Right now the geomodel is built with only two sets of data: existing observation locations and elevation. This sometimes gives wacky results suggesting that organisms should be found in impossible locations, like in the arctic or a desert. It seems like the geomodel could be greatly improved by adding climate data as a 3rd data set. Global freely licensed climate data can be downloaded from https://www.gloh2o.org/koppen/.
One of the issues with the Köppen climate classification scheme is that it doesn’t deal with seasonality very well, and that it’s at a pretty crude resolution, so important regional variations often get overlooked.
The borders between the climate classification areas often shift up to hundreds of kilometers at different times of the year in different areas. Where I work this is the case, during the summer hot, wet season we are more closely associated with one climate regime, and in the dry season with a different one, and the boundary line moves around 250km back and forth.
That shift has big implications on what lives in an area.
The idea has merit, but I suspect that it would add additional complexity for not much gain.
Personally, I’d rather see the current geomodel fixed before adding more to it.

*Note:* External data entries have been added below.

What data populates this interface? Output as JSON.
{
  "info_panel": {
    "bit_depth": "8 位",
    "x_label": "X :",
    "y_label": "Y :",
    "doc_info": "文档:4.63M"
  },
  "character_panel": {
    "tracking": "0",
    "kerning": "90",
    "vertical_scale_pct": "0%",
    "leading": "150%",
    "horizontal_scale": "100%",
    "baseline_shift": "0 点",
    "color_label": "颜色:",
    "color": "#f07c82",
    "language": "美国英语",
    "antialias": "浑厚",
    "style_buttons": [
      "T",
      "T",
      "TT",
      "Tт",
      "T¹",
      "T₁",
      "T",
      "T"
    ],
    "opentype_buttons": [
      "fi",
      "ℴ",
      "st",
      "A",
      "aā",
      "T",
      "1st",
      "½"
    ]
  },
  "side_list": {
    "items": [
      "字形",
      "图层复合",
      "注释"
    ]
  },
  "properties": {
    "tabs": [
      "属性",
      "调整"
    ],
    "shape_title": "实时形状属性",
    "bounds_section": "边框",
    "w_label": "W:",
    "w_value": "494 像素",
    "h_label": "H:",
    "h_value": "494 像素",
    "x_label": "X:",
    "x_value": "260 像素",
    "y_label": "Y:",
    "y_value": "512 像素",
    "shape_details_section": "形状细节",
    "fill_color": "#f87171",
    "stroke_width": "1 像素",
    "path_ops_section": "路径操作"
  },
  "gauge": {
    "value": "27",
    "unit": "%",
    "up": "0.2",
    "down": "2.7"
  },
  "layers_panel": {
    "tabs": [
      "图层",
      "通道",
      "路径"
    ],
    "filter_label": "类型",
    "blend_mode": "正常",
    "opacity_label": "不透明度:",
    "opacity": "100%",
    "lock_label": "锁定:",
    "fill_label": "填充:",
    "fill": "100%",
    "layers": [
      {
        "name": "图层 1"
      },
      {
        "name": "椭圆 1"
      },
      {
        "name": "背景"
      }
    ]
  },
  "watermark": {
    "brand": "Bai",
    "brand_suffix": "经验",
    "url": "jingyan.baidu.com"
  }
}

Both elevation and climate data are geophysical parameters that shape the environment and habitats to which plants and animals respond. They are certainly primary and relevant variables, but I have argued elsewhere that a more appropriate framework to encompass in a geomodel would be the EPA’s Ecoregions in North America and some available equivalent on other continents. These are explicitly based on those primary variables integrated with other derivative aspects such as soil types and dominant vegetation types. We know both anecdotally and from more formal studies that they can be much better predictors of species distributions (the ultimate goal for something like iNat’s CV model) than those primary variables. It remains to be seen how easily they would be to incorporate (for North America) or replicate (elsewhere) for the geomodel.
loarie talked a bit about why the geomodel doesn’t use climate data here: https://www.inaturalist.org/comments/13174570
(TLDR: “We tested adding those covariates and didn’t get significant improvement but made the model more complicated.”)
See also this paper:
Spatial Implicit Neural Representations for Global-Scale Species Mapping (arxiv.org)
“Environmental features are not necessary for good performance. In Figure 4 we show the S&T and IUCN performance of different models trained with coordinates only,
environmental features only, or both. We see that SINR models trained with coordinates perform nearly as well as SINR
models trained with environmental features. For the SINR
models in Figure 4, coordinates are 97% as good as environmental features for the S&T task, 93% as good for the IUCN
task, and 95% as good for the Geo Prior task. This suggests
that SINRs can successfully use sparse presence-only data
to learn about the environment, so that using environmental
features as input provides only a marginal benefit.”
Thanks for the link to the paper by Cole et al. In a much more technical way, it supports my suggestion above for use of Ecoregions in iNat’s geomodel. When it evaluates “environmental features”, it references the raw variables that are discussed in the present thread (e.g. “altitude, average rainfall, etc.”), and as you mention, they found that those don’t necessarily improve performance much for identifying species over what their “SINR” can do. I haven’t digested all the complexity in their paper, but as I understand it, their “SINR with coordinates” uses latitude and longitude combined with a learning algorithm based on the collective mapped ranges of large sets of species to predict species identifications. Well, that’s biogeography! And it is very much akin to the map-based Ecoregions I’m advocating for.